|NO||The coverage rate for the 3-5 years olds is 74-85%. The coverage rate for one and two years olds is 28 and 48% respectively, while the corresponding proportion of parents of this age group who prefer a place is estimated at 70 and 86% respectively (Ellingsæter and Gulbrandsen, 2003). In relation to costs, in 2003 the Parliament reached a unison agreement on a two-step introduction of maximum parent payment for childcare services. From 1 May 2004 the maximum payment is NOK 2 750, and from 1 August 2005 estimated at NOK 1 750. Costs of childcare provided by municipalities are means-tested and low-income families pay significantly less. There is still a significant gap between the supply and the demand for child- care services. ‘Full coverage’ is the political goal for care services, which aims to provide provision to all parents for children 1-5 years old who want a place for their children. The estimate of ‘full coverage’ is 80% of children aged 1-5 years old but the demand for places already exceeded 80% in 2002, even when provision is costly (Ellingsæter and Gulbrandsen, 2003). The gap between supply and demand is likely to remain in the near future, because lower parent payment stimulates service demand. Successive governments have had to adjust the estimated targets for full coverage because of the growing preferences for childcare services among parents, particularly among those with children aged 1-2 (Ellingsæter and Gulbrandsen, 2004).|
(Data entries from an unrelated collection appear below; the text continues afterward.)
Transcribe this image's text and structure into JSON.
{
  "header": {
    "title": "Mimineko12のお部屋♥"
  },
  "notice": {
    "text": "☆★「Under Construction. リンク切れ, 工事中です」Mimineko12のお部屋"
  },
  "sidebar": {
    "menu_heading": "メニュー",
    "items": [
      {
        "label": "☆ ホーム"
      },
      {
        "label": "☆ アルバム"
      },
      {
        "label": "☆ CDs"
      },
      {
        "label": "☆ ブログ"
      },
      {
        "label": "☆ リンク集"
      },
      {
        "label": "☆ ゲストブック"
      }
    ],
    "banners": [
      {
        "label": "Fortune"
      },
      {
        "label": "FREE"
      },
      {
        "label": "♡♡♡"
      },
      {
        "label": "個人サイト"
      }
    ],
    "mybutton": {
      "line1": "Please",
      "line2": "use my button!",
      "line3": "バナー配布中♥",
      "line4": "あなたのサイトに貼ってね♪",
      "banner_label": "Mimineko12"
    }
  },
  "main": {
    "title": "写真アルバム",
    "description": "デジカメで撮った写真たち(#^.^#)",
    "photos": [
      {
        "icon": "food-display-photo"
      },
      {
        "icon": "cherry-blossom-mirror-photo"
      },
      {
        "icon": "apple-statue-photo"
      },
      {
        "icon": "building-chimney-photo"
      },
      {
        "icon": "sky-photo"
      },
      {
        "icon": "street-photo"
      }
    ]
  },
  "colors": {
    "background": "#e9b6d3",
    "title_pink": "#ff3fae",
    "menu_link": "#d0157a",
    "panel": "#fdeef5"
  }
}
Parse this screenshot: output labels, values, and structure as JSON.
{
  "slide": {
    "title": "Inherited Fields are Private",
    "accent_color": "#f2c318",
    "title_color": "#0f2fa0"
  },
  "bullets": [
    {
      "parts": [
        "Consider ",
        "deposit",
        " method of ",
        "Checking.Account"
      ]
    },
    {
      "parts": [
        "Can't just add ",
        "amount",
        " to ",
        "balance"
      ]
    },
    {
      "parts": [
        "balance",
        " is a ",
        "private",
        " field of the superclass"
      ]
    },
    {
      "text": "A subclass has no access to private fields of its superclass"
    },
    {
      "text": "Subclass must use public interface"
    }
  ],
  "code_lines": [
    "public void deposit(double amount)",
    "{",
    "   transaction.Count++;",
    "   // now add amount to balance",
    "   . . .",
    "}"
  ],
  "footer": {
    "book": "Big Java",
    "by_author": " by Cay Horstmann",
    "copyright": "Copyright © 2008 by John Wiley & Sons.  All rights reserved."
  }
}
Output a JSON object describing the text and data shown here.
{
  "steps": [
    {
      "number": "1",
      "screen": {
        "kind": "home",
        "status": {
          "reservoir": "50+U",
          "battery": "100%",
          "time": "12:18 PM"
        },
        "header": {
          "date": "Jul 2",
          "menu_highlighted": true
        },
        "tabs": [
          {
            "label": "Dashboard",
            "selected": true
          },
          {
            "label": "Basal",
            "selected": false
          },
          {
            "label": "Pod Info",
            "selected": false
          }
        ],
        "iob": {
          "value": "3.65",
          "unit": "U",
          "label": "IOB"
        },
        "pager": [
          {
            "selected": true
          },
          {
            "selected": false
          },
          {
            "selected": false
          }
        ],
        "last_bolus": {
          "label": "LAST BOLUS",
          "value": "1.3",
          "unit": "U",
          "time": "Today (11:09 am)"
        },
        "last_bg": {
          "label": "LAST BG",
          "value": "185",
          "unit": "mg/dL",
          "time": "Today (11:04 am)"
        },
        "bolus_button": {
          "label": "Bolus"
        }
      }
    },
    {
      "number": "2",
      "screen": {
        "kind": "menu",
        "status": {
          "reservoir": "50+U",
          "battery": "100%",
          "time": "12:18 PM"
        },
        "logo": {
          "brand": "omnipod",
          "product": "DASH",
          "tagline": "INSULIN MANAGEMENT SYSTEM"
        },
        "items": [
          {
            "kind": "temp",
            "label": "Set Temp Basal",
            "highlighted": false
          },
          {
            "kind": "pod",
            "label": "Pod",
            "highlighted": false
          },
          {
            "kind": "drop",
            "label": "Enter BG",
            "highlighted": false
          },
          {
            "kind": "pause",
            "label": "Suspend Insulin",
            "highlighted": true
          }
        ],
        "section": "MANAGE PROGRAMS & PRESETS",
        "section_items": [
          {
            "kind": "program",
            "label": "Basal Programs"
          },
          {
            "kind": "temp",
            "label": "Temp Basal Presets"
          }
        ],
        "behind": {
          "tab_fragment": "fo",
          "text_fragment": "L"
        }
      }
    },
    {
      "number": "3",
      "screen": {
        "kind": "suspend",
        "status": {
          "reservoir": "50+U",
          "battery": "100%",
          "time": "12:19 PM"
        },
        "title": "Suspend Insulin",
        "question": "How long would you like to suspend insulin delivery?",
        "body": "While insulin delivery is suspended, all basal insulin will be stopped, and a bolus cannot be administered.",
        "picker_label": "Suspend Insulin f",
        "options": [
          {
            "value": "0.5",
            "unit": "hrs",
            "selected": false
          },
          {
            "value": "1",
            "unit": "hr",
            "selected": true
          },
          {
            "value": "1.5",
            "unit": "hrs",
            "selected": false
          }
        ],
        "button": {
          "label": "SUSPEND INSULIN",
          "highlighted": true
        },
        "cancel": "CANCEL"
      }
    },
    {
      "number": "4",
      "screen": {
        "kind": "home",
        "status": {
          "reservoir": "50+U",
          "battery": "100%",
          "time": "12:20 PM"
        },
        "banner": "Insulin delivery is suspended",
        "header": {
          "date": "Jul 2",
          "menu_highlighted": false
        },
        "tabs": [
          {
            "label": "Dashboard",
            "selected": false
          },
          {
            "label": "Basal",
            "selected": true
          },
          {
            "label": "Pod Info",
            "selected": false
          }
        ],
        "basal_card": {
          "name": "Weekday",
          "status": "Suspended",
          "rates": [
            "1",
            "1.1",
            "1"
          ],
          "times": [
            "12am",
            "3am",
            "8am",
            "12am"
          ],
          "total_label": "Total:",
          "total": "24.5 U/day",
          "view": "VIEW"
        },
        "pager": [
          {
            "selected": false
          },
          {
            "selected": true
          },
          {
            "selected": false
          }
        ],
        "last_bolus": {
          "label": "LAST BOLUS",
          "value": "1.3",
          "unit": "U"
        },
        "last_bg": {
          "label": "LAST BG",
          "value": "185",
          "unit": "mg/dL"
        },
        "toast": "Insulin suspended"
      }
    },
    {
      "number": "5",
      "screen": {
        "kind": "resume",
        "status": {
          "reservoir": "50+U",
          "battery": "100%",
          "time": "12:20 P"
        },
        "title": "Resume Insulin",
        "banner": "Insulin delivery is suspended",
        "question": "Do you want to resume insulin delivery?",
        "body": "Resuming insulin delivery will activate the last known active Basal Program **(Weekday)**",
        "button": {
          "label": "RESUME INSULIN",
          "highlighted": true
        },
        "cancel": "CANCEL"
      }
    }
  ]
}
|RO||The lack of childcare is given as one of the main reasons for women’s low employment rate, especially in rural areas. There are targets given in the NAP Employment to provide care services for at least 90% of the children between 3 years old and the legal age for going to school by the year of 2010. The low quality of childcare services and the lack of a tradition of employers or the church helping with childcare, means parents often rely on extended family, such as grandparents.|